== Segment start ==
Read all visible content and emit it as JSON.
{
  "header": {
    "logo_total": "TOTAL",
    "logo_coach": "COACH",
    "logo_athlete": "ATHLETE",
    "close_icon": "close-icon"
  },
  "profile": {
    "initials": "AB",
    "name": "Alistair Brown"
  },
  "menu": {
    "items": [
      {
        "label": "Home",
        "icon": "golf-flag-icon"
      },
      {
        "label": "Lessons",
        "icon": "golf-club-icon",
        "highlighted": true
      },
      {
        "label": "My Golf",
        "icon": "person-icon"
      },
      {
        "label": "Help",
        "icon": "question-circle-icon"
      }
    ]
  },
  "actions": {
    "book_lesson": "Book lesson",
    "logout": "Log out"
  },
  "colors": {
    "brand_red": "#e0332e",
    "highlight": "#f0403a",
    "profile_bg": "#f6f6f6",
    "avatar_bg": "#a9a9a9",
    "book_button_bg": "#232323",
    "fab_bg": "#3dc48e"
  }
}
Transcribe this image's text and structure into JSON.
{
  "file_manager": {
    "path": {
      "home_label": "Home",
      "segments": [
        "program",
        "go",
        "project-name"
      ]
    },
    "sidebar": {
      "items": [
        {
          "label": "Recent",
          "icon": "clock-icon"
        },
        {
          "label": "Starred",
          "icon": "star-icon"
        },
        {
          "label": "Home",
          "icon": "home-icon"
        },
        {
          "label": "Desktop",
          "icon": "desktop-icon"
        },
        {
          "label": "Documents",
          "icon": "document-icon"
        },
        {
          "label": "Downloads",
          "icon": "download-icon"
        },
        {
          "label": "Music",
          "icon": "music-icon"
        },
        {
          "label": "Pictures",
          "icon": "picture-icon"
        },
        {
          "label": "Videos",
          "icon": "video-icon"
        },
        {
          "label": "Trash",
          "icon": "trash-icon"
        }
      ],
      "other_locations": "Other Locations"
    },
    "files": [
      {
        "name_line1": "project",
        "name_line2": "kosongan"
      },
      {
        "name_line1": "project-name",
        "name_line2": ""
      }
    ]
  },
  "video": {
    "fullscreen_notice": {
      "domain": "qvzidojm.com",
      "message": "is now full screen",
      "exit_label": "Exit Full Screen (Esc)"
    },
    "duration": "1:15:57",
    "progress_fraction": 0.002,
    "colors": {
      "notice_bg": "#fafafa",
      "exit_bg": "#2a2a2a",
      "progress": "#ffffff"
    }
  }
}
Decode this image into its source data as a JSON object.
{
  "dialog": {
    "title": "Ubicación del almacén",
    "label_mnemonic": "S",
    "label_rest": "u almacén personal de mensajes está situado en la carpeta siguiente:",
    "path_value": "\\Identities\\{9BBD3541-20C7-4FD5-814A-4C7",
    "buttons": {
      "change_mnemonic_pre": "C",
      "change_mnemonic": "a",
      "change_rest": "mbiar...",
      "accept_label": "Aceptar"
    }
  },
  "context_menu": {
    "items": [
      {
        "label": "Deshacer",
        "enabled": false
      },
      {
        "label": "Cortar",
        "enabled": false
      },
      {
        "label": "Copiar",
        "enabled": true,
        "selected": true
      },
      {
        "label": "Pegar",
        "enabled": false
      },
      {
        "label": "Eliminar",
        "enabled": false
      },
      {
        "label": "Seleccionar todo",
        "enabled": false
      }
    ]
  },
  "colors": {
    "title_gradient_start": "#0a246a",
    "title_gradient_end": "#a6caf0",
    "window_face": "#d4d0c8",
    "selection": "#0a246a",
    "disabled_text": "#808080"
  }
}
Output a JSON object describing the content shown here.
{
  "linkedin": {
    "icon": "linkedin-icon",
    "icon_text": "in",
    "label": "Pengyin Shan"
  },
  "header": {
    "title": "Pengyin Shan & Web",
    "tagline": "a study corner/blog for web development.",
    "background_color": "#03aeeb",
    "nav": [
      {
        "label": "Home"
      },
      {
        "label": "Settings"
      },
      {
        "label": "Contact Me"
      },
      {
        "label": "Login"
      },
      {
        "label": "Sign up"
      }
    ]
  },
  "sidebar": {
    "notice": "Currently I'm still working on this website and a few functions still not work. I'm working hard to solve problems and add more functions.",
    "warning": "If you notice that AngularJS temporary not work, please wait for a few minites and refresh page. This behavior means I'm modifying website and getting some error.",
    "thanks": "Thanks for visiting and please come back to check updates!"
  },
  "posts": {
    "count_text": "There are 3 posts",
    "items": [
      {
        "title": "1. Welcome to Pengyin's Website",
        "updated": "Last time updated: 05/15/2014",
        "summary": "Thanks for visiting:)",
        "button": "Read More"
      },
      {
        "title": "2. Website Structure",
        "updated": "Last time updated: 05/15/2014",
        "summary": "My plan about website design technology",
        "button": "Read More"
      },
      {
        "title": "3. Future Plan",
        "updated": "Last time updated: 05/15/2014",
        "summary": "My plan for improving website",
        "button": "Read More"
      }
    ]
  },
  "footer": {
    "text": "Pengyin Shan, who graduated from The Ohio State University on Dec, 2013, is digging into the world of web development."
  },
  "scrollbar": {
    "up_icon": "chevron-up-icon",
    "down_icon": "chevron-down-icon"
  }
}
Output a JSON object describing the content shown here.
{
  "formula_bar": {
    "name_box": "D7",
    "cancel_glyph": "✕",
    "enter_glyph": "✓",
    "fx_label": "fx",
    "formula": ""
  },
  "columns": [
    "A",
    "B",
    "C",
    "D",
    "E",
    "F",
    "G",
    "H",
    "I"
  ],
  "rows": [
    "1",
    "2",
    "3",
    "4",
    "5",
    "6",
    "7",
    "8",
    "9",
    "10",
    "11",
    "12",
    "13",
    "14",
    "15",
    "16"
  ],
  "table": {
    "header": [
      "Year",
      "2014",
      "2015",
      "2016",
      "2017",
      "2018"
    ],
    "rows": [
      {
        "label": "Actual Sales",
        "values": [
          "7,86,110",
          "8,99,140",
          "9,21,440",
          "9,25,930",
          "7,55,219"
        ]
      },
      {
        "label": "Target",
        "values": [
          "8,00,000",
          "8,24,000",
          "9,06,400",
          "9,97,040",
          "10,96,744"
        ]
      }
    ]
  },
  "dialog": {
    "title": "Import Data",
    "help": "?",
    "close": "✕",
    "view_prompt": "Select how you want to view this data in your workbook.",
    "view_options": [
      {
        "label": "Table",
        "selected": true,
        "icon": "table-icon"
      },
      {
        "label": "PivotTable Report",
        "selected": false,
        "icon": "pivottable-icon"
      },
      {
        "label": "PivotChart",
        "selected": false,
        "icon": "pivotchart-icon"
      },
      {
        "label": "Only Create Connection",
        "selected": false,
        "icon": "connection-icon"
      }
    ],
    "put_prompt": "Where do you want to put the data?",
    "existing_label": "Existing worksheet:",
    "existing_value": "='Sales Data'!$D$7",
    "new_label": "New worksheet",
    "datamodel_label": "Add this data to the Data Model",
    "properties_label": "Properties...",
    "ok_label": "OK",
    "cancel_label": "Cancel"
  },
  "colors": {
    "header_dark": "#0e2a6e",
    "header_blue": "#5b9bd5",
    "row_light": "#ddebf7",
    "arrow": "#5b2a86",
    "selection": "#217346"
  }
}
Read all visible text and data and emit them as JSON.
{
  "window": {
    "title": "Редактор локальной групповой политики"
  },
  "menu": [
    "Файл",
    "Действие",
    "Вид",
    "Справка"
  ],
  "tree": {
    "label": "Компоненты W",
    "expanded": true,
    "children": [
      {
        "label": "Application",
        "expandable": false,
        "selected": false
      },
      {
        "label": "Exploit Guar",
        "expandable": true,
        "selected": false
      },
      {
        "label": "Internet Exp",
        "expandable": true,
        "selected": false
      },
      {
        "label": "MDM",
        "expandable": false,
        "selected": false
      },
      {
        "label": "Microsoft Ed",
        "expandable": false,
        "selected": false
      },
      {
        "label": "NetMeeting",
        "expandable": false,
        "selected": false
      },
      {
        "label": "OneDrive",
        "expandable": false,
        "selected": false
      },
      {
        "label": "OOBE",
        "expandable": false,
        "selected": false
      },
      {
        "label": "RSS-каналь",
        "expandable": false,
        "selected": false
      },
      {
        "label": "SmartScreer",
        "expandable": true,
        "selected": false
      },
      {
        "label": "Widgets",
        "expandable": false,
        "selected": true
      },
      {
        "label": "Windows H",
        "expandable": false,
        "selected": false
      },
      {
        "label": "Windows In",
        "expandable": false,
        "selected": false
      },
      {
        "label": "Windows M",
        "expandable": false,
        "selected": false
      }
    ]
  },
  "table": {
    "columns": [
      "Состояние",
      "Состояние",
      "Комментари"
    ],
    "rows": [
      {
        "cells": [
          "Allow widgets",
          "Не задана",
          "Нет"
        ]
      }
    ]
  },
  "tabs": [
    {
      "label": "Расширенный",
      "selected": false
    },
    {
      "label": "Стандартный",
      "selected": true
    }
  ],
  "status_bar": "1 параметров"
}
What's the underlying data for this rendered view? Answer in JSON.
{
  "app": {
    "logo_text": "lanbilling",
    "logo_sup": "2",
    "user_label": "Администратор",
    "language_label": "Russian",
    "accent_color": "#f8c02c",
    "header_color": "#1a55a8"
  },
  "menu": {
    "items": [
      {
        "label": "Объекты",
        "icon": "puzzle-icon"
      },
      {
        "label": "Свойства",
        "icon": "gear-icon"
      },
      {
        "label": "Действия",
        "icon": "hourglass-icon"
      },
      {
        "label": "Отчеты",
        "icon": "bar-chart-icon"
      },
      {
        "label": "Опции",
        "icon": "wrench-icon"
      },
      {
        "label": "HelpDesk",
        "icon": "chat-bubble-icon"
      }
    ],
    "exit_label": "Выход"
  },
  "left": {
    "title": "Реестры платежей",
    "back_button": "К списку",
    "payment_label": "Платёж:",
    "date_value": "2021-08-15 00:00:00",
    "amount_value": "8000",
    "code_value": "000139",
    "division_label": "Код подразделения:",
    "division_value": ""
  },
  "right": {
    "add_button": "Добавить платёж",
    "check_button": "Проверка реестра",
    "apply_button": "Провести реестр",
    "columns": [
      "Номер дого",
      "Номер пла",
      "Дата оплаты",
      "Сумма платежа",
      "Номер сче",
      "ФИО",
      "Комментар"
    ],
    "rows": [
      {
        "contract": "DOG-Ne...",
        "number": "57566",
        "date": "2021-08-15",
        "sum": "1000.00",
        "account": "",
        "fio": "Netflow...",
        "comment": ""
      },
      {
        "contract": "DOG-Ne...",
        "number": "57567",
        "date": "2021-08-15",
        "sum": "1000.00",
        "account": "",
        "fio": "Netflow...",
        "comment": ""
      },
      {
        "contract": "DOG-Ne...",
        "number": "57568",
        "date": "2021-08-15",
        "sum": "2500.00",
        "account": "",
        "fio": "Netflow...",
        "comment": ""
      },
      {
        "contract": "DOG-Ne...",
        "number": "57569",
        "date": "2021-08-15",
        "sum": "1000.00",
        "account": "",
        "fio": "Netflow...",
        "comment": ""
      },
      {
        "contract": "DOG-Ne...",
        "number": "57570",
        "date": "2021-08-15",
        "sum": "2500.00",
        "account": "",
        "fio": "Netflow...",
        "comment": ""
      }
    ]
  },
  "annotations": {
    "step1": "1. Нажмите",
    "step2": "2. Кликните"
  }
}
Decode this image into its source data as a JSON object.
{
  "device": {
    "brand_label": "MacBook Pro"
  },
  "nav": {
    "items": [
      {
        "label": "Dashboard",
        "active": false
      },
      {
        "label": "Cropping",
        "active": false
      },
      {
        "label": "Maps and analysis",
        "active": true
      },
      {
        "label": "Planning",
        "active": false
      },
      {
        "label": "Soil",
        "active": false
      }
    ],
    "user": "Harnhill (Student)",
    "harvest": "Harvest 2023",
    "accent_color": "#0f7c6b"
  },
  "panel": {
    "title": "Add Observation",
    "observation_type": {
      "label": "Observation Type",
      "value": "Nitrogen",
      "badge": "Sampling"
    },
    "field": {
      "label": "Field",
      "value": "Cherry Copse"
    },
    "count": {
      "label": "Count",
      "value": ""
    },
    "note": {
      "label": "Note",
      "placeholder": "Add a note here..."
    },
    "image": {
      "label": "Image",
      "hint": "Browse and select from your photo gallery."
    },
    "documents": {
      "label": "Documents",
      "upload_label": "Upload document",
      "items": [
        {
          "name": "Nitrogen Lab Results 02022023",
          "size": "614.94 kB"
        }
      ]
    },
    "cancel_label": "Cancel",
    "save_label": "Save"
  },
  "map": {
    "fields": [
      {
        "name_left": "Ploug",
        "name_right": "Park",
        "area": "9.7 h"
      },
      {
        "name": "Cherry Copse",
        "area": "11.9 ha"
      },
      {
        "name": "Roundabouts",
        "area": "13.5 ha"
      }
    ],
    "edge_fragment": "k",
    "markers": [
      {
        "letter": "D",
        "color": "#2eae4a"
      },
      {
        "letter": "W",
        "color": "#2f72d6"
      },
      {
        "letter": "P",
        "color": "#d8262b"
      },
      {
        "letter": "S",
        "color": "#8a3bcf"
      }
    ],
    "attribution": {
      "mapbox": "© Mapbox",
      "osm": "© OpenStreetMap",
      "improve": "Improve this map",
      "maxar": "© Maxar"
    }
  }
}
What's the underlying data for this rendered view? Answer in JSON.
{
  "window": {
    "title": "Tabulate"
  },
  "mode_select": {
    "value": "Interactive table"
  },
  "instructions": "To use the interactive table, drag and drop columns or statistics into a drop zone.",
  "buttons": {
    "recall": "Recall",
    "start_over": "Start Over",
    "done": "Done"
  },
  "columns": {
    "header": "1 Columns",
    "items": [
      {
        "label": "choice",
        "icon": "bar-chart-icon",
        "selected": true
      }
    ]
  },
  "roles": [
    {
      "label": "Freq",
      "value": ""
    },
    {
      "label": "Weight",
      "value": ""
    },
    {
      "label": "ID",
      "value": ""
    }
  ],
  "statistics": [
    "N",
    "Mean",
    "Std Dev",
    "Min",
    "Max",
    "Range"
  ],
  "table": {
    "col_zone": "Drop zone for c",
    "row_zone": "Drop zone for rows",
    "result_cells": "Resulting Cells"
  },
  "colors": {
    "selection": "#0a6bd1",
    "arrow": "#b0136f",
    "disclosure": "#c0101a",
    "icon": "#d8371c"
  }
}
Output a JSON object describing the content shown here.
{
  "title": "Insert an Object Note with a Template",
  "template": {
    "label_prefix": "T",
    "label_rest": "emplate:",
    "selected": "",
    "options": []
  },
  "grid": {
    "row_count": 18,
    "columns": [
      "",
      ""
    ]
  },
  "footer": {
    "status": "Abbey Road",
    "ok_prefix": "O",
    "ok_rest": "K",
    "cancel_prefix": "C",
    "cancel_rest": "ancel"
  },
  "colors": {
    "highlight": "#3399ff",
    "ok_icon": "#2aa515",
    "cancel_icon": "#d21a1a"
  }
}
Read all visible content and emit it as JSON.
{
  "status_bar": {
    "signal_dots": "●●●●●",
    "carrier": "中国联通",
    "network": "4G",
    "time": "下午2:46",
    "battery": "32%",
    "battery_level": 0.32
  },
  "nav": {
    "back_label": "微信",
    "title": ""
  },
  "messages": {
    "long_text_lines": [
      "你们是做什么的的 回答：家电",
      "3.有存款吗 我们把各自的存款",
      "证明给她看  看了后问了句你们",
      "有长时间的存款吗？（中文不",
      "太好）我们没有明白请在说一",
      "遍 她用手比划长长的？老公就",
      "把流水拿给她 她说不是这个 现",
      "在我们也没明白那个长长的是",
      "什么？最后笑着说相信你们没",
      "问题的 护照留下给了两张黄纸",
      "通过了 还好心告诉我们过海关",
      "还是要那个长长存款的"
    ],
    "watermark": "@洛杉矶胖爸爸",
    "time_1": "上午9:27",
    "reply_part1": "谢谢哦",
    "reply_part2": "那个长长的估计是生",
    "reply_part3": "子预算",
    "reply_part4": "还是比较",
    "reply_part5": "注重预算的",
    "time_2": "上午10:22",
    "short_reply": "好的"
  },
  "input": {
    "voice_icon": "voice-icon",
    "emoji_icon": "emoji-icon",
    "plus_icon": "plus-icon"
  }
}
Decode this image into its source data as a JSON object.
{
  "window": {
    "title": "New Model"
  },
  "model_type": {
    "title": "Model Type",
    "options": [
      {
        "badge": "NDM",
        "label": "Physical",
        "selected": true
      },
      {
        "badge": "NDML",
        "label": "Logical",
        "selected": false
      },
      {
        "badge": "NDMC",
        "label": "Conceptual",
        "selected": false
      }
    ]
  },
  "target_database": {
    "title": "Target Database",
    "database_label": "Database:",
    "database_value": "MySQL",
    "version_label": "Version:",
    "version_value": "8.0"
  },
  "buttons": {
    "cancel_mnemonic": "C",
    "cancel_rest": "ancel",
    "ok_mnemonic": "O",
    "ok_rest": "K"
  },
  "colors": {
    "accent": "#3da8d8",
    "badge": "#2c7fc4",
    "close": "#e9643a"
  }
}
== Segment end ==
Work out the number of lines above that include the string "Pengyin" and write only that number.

4